Have students look at several examples of other Mithila-style paintings from the Asian Art Museum collection (see images above and/or Activity sheets F, G, and H). Discuss with students:
- What are the characteristics of Mithila-style painting?
- What colors (if any) are used?
- Are the figures drawn with life-like features?
- How are human figures positioned?
- How is empty space filled in each painting?
- How are the borders of the paintings decorated?
- Have students read about an event in Krishna’s life from the Legend of Krishna Teacher Packet. They will then create their own painting using Mithila style characteristics.
- Inform students: Before you draw or paint your Mithila-style image, clear your mind and take a couple of deep breaths. Be calm and silent as your work on your image. Painting the image is sometimes an act of worship for the people of this region of India. Although your painting will not carry the same meaning for you, we should be respectful and paint the image while thinking good thoughts.
- Have students draw/paint their selected stories in the Mithila style, making sure they are aware of the characteristics we identified earlier. These paintings may look simple, but you might discover that they are rather difficult, but fun, to create.

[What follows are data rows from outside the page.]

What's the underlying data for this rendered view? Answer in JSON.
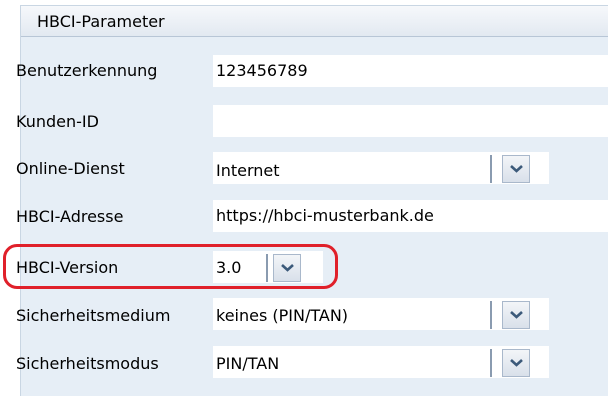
{
  "panel": {
    "title": "HBCI-Parameter"
  },
  "fields": {
    "benutzerkennung": {
      "label": "Benutzerkennung",
      "value": "123456789"
    },
    "kunden_id": {
      "label": "Kunden-ID",
      "value": ""
    },
    "online_dienst": {
      "label": "Online-Dienst",
      "value": "Internet"
    },
    "hbci_adresse": {
      "label": "HBCI-Adresse",
      "value": "https://hbci-musterbank.de"
    },
    "hbci_version": {
      "label": "HBCI-Version",
      "value": "3.0"
    },
    "sicherheitsmedium": {
      "label": "Sicherheitsmedium",
      "value": "keines (PIN/TAN)"
    },
    "sicherheitsmodus": {
      "label": "Sicherheitsmodus",
      "value": "PIN/TAN"
    }
  },
  "icons": {
    "dropdown": "chevron-down-icon"
  },
  "colors": {
    "panel_background": "#e6eef6",
    "highlight": "#e0202a"
  }
}
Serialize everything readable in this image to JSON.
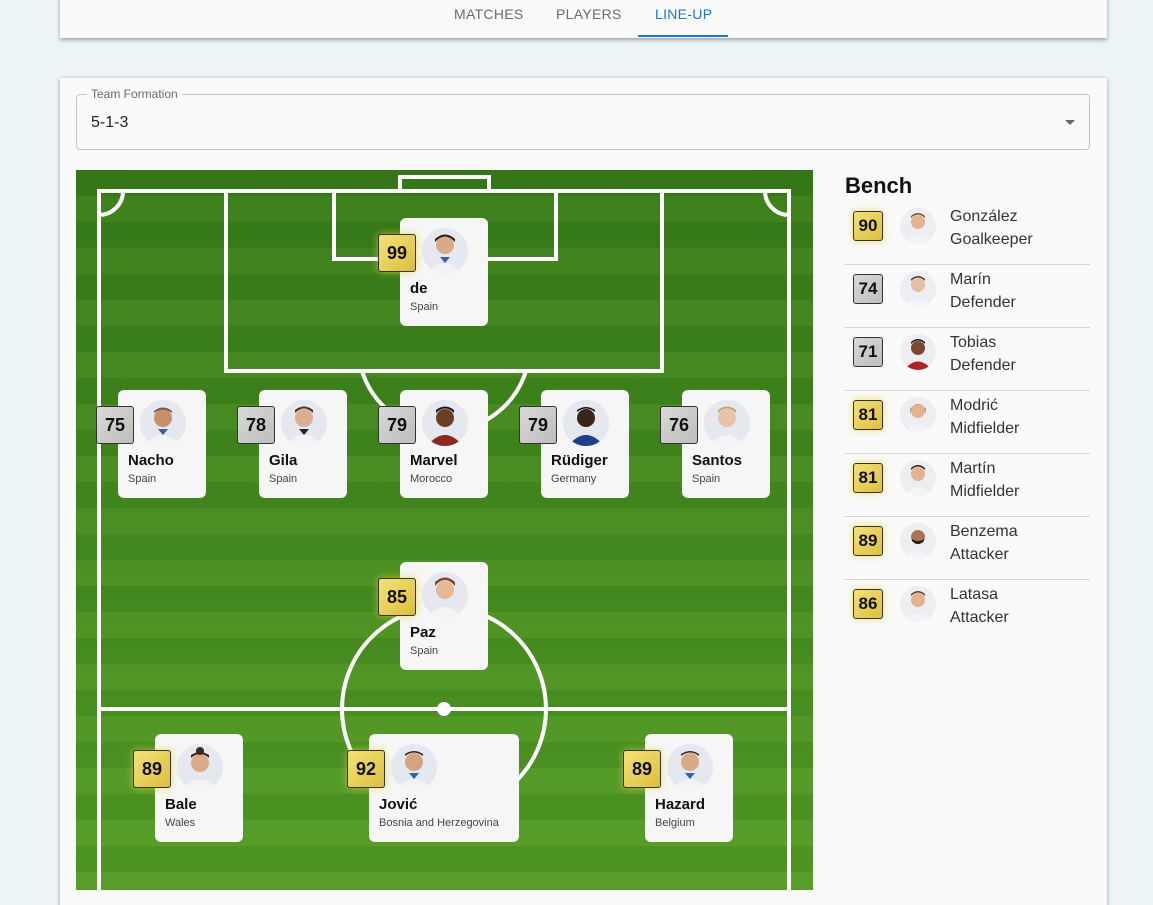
{
  "tabs": [
    {
      "label": "MATCHES"
    },
    {
      "label": "PLAYERS"
    },
    {
      "label": "LINE-UP"
    }
  ],
  "active_tab": "LINE-UP",
  "formation": {
    "label": "Team Formation",
    "value": "5-1-3"
  },
  "lineup": {
    "goalkeeper": {
      "rating": "99",
      "name": "de",
      "country": "Spain",
      "tier": "gold"
    },
    "defenders": [
      {
        "rating": "75",
        "name": "Nacho",
        "country": "Spain",
        "tier": "silver"
      },
      {
        "rating": "78",
        "name": "Gila",
        "country": "Spain",
        "tier": "silver"
      },
      {
        "rating": "79",
        "name": "Marvel",
        "country": "Morocco",
        "tier": "silver"
      },
      {
        "rating": "79",
        "name": "Rüdiger",
        "country": "Germany",
        "tier": "silver"
      },
      {
        "rating": "76",
        "name": "Santos",
        "country": "Spain",
        "tier": "silver"
      }
    ],
    "midfielder": {
      "rating": "85",
      "name": "Paz",
      "country": "Spain",
      "tier": "gold"
    },
    "attackers": [
      {
        "rating": "89",
        "name": "Bale",
        "country": "Wales",
        "tier": "gold"
      },
      {
        "rating": "92",
        "name": "Jović",
        "country": "Bosnia and Herzegovina",
        "tier": "gold"
      },
      {
        "rating": "89",
        "name": "Hazard",
        "country": "Belgium",
        "tier": "gold"
      }
    ]
  },
  "bench": {
    "title": "Bench",
    "players": [
      {
        "rating": "90",
        "name": "González",
        "position": "Goalkeeper",
        "tier": "gold"
      },
      {
        "rating": "74",
        "name": "Marín",
        "position": "Defender",
        "tier": "silver"
      },
      {
        "rating": "71",
        "name": "Tobias",
        "position": "Defender",
        "tier": "silver"
      },
      {
        "rating": "81",
        "name": "Modrić",
        "position": "Midfielder",
        "tier": "gold"
      },
      {
        "rating": "81",
        "name": "Martín",
        "position": "Midfielder",
        "tier": "gold"
      },
      {
        "rating": "89",
        "name": "Benzema",
        "position": "Attacker",
        "tier": "gold"
      },
      {
        "rating": "86",
        "name": "Latasa",
        "position": "Attacker",
        "tier": "gold"
      }
    ]
  },
  "colors": {
    "accent": "#1976d2",
    "gold": "#e8cf55",
    "silver": "#c8c8c8",
    "pitch": "#4c9626"
  }
}
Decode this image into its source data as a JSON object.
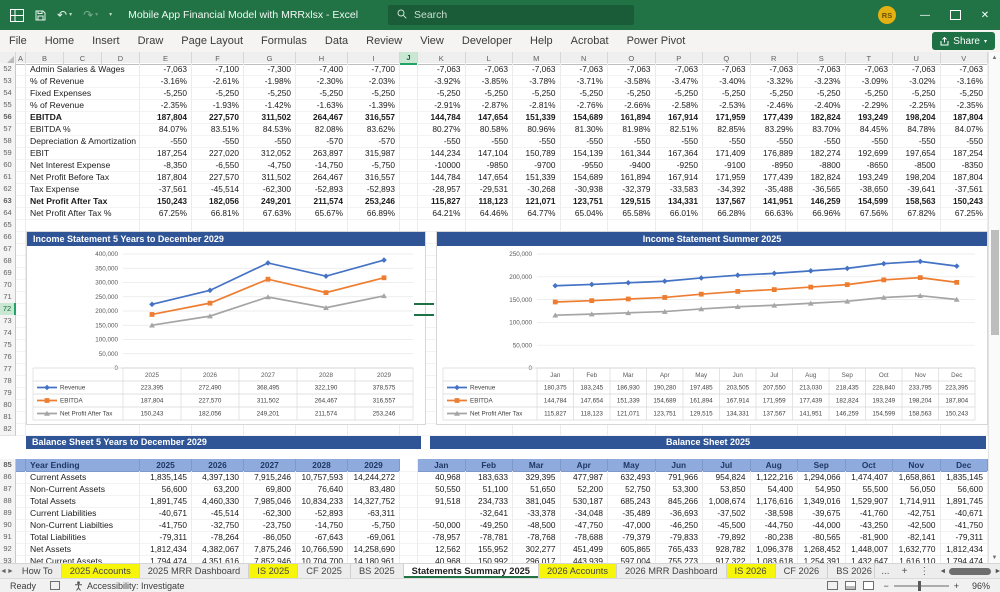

- For a longer, more comprehensive unit on this topic written and field tested by Bay Area teachers, please refer to: Mathila Painting: Folk Art of India.